A lottery is a game wherein participants can win a prize based on the random selection of numbers. It is often seen as an addictive form of gambling, but it can also be used for public policy. For instance, some governments use the lottery as a means to raise funds for public projects. In addition, it can be used to promote public awareness of social issues such as poverty or crime.
The term “lottery” comes from the Dutch word lot meaning fate or chance. It may be derived from the Middle Dutch word loterie, which means “action of drawing lots.” The first lotteries were held in 15th-century Burgundy and Flanders, with towns trying to raise money for fortification or aiding the poor. Francis I of France introduced public lotteries in the 1500s, and the practice spread across Europe.
During the American Revolution, colonists tried to use lotteries as a method of raising taxes to finance their rebellion against Britain. While the attempt failed, public lotteries continued to be popular in Europe and America as a way to raise money for state projects and schools. Private lotteries were also popular as a way to sell products or properties.
People are drawn to lottery games because of their promise of instant wealth, but they should be aware that the odds of winning are very low. In fact, many people who play the lottery end up losing more than they win. In addition, some states have laws in place to prevent lotteries from being used for nefarious purposes, such as money laundering or terrorist financing.
While there are ways to reduce your odds of winning, the most important thing is to have a clear strategy and to stick to it. Having a plan will help you avoid making common mistakes, which will increase your chances of success. A good plan will allow you to focus on the things that matter most and help you reach your financial goals.
It is crucial to choose the right numbers for your lottery ticket. Choosing too few numbers can make it hard to hit the jackpot, while choosing too many can lower your chances of winning. In addition, you should avoid picking consecutive numbers. Studies have shown that 70% of jackpots come from numbers between 104 and 176.
In the United States, winners may choose between an annuity payment and a lump sum payment. The annuity is typically a smaller amount than the advertised jackpot, as income taxes and other expenses will be deducted from the prize money.
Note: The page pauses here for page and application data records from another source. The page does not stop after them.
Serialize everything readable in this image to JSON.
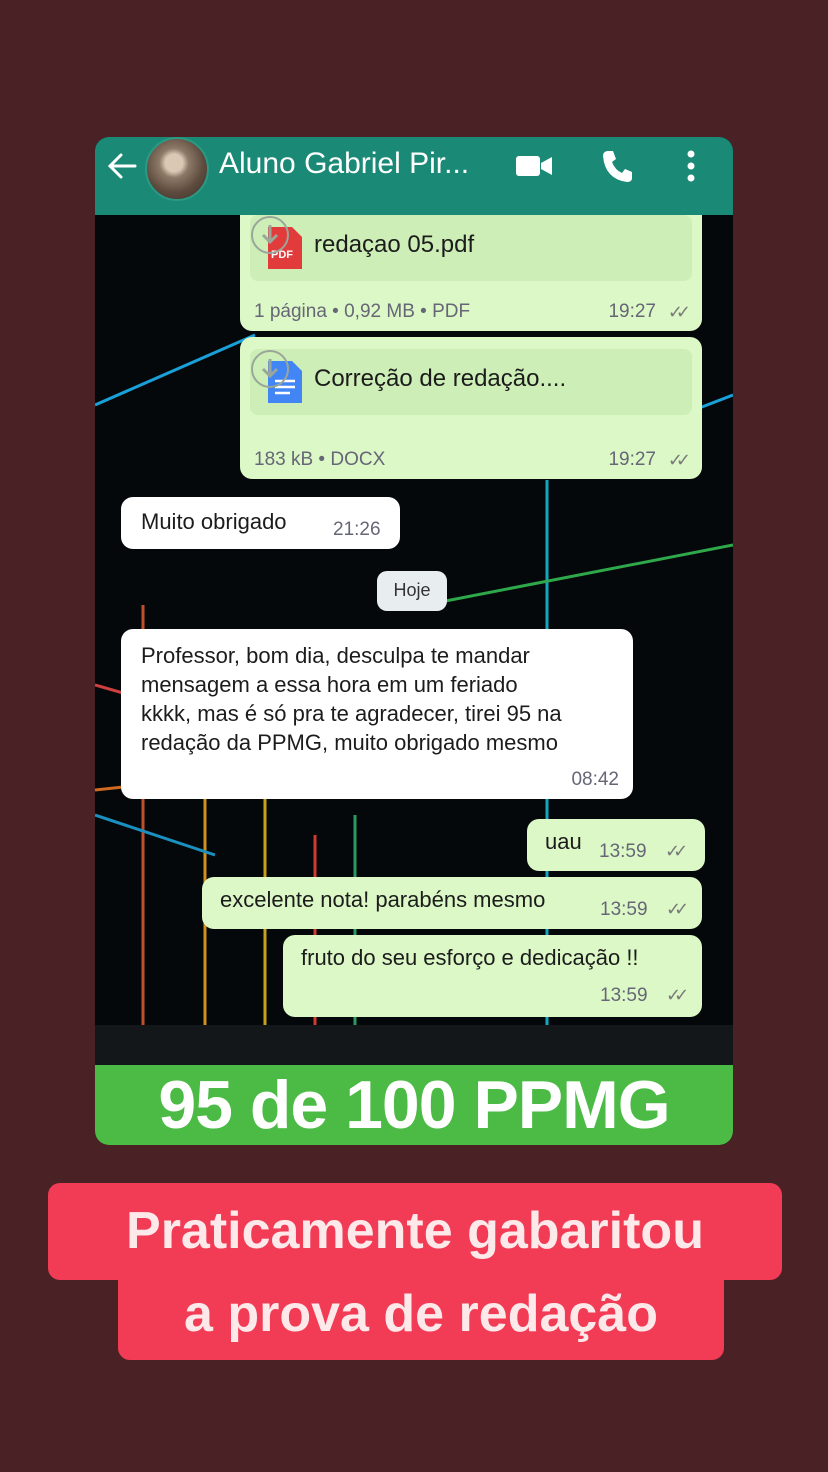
{
  "header": {
    "contact_name": "Aluno Gabriel Pir...",
    "icons": [
      "back-arrow-icon",
      "avatar",
      "video-call-icon",
      "phone-icon",
      "more-vert-icon"
    ]
  },
  "messages": {
    "doc1": {
      "name": "redaçao 05.pdf",
      "meta": "1 página • 0,92 MB • PDF",
      "time": "19:27",
      "type_label": "PDF"
    },
    "doc2": {
      "name": "Correção de redação....",
      "meta": "183 kB • DOCX",
      "time": "19:27"
    },
    "in1": {
      "text": "Muito obrigado",
      "time": "21:26"
    },
    "date_chip": "Hoje",
    "in2": {
      "line1": "Professor, bom dia, desculpa te mandar",
      "line2": "mensagem a essa hora em um feriado",
      "line3": "kkkk, mas é só pra te agradecer, tirei 95 na",
      "line4": "redação da PPMG, muito obrigado mesmo",
      "time": "08:42"
    },
    "out1": {
      "text": "uau",
      "time": "13:59"
    },
    "out2": {
      "text": "excelente nota! parabéns mesmo",
      "time": "13:59"
    },
    "out3": {
      "text": "fruto do seu esforço e dedicação !!",
      "time": "13:59"
    },
    "ticks": "✓✓"
  },
  "banner": "95 de 100 PPMG",
  "caption": {
    "line1": "Praticamente gabaritou",
    "line2": "a prova de redação"
  },
  "colors": {
    "page_bg": "#4a2226",
    "header": "#1a8a76",
    "outgoing": "#dcf8c6",
    "banner": "#4cbb45",
    "caption": "#f23b55"
  }
}
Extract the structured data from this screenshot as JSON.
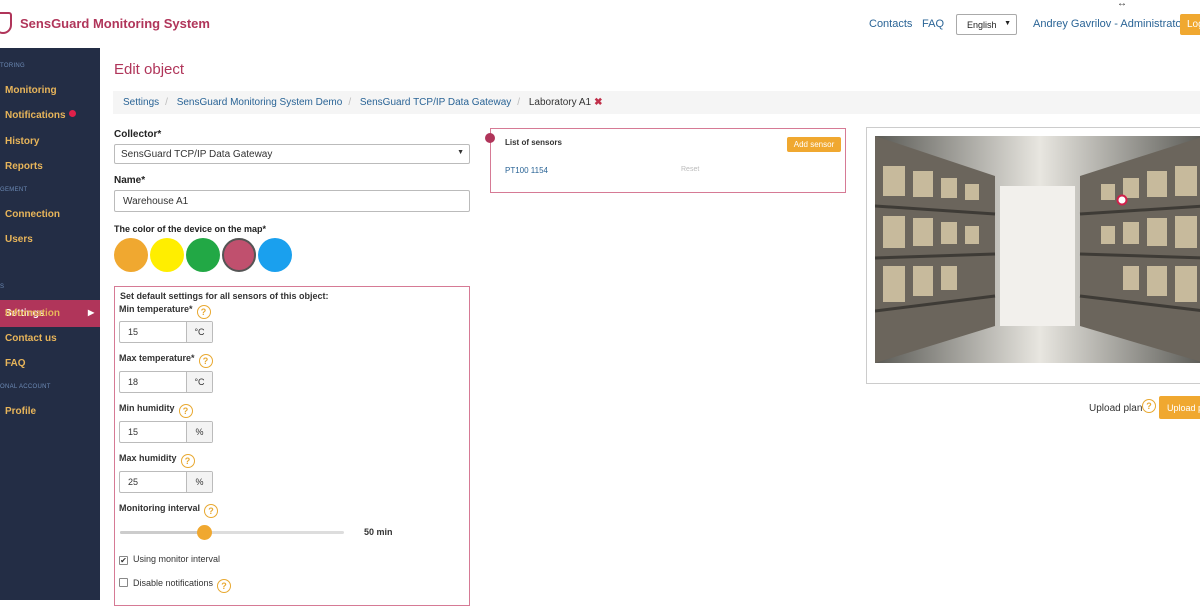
{
  "app": {
    "title": "SensGuard Monitoring System"
  },
  "topnav": {
    "contacts": "Contacts",
    "faq": "FAQ",
    "language": "English",
    "user": "Andrey Gavrilov - Administrator",
    "logout": "Log"
  },
  "sidebar": {
    "sections": [
      "TORING",
      "GEMENT",
      "S",
      "ONAL ACCOUNT"
    ],
    "items": {
      "monitoring": "Monitoring",
      "notifications": "Notifications",
      "history": "History",
      "reports": "Reports",
      "connection": "Connection",
      "users": "Users",
      "settings": "Settings",
      "information": "Information",
      "contact": "Contact us",
      "faq": "FAQ",
      "profile": "Profile"
    }
  },
  "page": {
    "title": "Edit object"
  },
  "breadcrumb": [
    "Settings",
    "SensGuard Monitoring System Demo",
    "SensGuard TCP/IP Data Gateway",
    "Laboratory A1"
  ],
  "form": {
    "collector_label": "Collector*",
    "collector_value": "SensGuard TCP/IP Data Gateway",
    "name_label": "Name*",
    "name_value": "Warehouse A1",
    "color_label": "The color of the device on the map*",
    "colors": [
      "#f0a830",
      "#ffee00",
      "#22a845",
      "#c0506e",
      "#1aa0ee"
    ],
    "selected_color": "#c0506e"
  },
  "defaults": {
    "title": "Set default settings for all sensors of this object:",
    "min_temp_label": "Min temperature*",
    "min_temp": "15",
    "temp_unit": "°C",
    "max_temp_label": "Max temperature*",
    "max_temp": "18",
    "min_hum_label": "Min humidity",
    "min_hum": "15",
    "hum_unit": "%",
    "max_hum_label": "Max humidity",
    "max_hum": "25",
    "interval_label": "Monitoring interval",
    "interval_value": "50 min",
    "interval_fraction": 0.375,
    "use_monitor_interval": "Using monitor interval",
    "use_monitor_checked": true,
    "disable_notifications": "Disable notifications",
    "disable_checked": false,
    "help": "?"
  },
  "sensors": {
    "title": "List of sensors",
    "add": "Add sensor",
    "rows": [
      {
        "name": "PT100 1154",
        "action": "Reset"
      }
    ]
  },
  "plan": {
    "upload_label": "Upload plan",
    "upload_button": "Upload p"
  }
}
Some winners have chosen to invest the prize money and earn a small stream of income over time.
If you want to improve your odds of winning, try joining a syndicate. A syndicate is a group of players who pool their money to buy more tickets. This increases the odds of winning and can also be a fun, sociable activity. Many syndicates spend their winnings on food and movies with friends.